UMN Crookston hosts two Fulbright scholars to nurture intercultural exchange
CROOKSTON, Minn. – The University of Minnesota Crookston is fast gaining international reputation. In addition to attracting students from all around the world, UMN Crookston is also attracting faculty from different countries to teach and conduct research at UMN Crookston.
The University of Minnesota Crookston recently hosted Kahirou Diakite, a teacher-researcher at the University of Science and Technology in Bamako, Mali, and Kennedy Nyongbela, a senior-lecturer of chemistry, University of Buea, Cameroon.
The two scholars received the prestigious Fulbright scholarships for a period of 5 and 10 months respectively.
The Fulbright program was established in 1946 under legislation introduced by Senator J. William Fulbright of Arkansas. The Fulbright Program is sponsored by the U.S. Department of State’s Bureau of Educational and Cultural Affairs.
“The essence of intercultural education is the acquisition of empathy - the ability to see the world as others see it, and allow for the possibility that others may see something we have failed to see, or may see it more accurately,” J. William Fulbright said in a statement. “The simple purpose of the (Fulbright) exchange program...is to erode the culturally rooted mistrust that sets nations against one another.”
In addition to her teaching, Diakite is an active member of her social and professional communities back in Mali. She is a member of the Network of Women University Teachers of Mali (REFEUMA) and the West African Chemistry Society (SOACHIM). Diakite works for the association for the defense of women’s rights, the main objective of which is to promote girls’ access to science. Her research interests align with her concerns.
Dyeing clothes is a small-scale industry in Mali and women make up the majority of the workforce in the industry. Large amounts of the dyes used in the industry are not adsorbed by clothes, enter into wastewater streams, and increase pollution.
At Crookston, she is studying the ability of certain natural minerals to absorb various dyes. She hopes to identify a mineral that absorbs many dyes under normal conditions. Her research, therefore, has potential to reduce pollution.
Diakite said the facilities at the Center for Collaborative Research enabled her to complete a major portion of her research project in a short time. She was greatly impressed with the amiability of the UMN Crookston community and beamed ‘everyone had a warm smile for her’. Associate Professor Venu Mukku, faculty host of the two scholars, says that is exactly what Senator Fulbright intended: promotion of good will via academic exchanges.

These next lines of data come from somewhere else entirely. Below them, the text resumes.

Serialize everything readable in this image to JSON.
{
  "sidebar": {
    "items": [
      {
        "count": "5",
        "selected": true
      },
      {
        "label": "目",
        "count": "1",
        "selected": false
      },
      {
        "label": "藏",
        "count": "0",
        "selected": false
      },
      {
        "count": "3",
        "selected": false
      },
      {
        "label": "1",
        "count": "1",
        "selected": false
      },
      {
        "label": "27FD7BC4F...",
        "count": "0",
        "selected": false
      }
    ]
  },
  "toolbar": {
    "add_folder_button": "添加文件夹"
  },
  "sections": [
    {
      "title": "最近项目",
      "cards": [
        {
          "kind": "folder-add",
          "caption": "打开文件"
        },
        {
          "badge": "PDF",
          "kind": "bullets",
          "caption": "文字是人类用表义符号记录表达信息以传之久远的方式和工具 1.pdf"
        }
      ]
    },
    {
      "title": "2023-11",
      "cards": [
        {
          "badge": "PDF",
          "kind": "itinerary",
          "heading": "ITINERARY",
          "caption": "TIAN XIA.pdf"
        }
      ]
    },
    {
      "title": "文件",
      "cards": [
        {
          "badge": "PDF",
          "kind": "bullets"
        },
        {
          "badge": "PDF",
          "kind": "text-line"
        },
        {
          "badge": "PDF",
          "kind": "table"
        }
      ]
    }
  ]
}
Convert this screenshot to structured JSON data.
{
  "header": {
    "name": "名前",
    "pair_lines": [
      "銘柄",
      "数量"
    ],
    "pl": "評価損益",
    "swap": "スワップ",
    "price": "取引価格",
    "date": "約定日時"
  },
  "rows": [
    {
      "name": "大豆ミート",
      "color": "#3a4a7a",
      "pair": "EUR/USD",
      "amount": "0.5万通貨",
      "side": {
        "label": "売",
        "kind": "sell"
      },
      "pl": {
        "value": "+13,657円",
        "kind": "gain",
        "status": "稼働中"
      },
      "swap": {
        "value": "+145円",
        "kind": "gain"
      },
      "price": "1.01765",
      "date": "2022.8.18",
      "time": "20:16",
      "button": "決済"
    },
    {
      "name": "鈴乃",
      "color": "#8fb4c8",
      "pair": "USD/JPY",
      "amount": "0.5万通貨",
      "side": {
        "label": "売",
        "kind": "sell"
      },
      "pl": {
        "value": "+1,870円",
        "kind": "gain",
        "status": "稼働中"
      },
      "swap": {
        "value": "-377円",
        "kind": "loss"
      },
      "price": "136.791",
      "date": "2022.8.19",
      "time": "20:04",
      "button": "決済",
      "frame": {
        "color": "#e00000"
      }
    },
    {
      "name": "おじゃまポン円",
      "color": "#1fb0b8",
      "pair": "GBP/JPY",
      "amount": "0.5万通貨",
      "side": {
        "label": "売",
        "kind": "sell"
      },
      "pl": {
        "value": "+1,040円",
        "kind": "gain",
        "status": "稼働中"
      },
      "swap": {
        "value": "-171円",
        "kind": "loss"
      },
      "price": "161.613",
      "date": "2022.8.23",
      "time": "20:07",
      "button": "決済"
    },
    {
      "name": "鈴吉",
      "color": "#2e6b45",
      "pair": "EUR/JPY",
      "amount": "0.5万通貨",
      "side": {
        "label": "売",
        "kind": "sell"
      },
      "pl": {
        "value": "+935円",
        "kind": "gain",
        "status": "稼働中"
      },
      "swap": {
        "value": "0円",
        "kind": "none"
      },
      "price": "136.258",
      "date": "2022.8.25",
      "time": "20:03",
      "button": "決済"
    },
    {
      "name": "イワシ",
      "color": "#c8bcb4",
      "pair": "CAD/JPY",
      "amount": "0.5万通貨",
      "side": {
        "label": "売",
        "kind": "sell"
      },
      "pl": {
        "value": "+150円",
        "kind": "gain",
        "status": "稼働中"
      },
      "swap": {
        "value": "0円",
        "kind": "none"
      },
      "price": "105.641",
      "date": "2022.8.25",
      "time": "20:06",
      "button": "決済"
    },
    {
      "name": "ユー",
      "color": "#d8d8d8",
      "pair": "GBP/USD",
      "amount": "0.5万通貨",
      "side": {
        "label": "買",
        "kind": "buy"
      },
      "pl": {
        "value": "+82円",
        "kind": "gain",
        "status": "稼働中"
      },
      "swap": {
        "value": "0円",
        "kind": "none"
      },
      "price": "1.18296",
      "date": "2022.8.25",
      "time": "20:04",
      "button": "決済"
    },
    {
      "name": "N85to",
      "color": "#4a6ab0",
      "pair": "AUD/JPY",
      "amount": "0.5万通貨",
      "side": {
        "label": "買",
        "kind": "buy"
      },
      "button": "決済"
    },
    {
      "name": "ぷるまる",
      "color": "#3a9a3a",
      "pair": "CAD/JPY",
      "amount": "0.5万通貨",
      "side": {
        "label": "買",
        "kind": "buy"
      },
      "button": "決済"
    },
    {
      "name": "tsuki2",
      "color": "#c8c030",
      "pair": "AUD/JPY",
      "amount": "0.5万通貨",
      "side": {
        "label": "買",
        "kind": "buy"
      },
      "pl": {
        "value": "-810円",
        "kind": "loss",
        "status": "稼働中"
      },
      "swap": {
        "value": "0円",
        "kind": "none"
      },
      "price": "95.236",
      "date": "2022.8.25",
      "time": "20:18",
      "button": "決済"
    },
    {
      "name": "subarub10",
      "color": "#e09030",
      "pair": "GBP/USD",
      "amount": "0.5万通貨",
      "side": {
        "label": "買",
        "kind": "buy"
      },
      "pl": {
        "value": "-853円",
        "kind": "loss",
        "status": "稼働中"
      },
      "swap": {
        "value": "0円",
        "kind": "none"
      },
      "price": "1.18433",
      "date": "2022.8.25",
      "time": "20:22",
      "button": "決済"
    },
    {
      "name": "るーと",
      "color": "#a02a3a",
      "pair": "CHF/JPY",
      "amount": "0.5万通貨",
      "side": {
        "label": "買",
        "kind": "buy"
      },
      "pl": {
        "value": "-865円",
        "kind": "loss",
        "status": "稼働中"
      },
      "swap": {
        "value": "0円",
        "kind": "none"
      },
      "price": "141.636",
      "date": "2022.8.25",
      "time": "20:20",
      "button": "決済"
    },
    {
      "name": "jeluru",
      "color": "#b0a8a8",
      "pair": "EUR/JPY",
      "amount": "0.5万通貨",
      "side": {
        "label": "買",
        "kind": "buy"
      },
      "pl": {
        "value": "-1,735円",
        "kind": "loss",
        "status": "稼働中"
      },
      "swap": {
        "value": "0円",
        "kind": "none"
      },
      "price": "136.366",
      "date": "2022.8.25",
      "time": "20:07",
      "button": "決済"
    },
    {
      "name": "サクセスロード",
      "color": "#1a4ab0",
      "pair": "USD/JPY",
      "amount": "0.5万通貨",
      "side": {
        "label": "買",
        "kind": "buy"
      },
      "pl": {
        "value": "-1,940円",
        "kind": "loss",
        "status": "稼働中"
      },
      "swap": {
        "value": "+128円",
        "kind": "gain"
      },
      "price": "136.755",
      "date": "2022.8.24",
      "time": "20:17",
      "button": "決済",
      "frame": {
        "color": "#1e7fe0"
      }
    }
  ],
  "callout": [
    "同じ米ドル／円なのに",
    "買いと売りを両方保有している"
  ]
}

Kennedy D. Nyongbela, another Fulbright Scholar at UMN Crookston, is a senior lecturer of chemistry and head of service for equipment, Materials and Maintenance at the University of Buea, Cameroon. He has taught organic and pharmaceutical chemistry courses at the University of Buea and other higher institutions in Cameroon for the past 10 years. Nyongbela has been awarded the US Fulbright Fellowship twice. First in 2014 – 2015 to carry-out research on some medicinal plants of Cameroon in the laboratory of Professor Thomas Hoye at the Twin Cities Campus and in 2019 he was awarded the Fulbright Scholar-in Residence (SIR) Fellowship to lecture and carry-out research at UMN Crookston.
Nyongbela has taught elementary bioorganic chemistry to agronomy, animal science and equine science majors in the fall semester. Moreover, he is teaching a new course titled chemistry in context in the spring semester. “My Fulbright SIR experience at UMC has furthered my belief that there is strength in diversity,” mentioned Nyongbela. During his ‘free’ time, he is working with 3-4 students to identify plant extracts that inhibit the activity of protein kinase A. Protein kinase A is one among many kinases that are implicated in carcinogenesis and Mukku and Nyongbela think under investigated plants may harbor potential treasure troves.
“The presence of our two Fulbright scholars has been a great experience for our students, faculty, and staff. Hearing their unique perspectives on life in Africa gives the UMN Crookston community new appreciation for international collaborations and opportunities,” said Anthony Kern, Unit Head for Agriculture, Natural Resources, Math, Science and Technology. “It also shows that science can serve as a wonderful bridge between nations to address many of the world’s pressing problems.”
The intercultural exchange made possible by the Fulbright program is something that is ever growing and is of utmost importance in today's social climate. Through this, as the founder said, communities learn to place themselves in others’ shoes and see the world through new perspectives.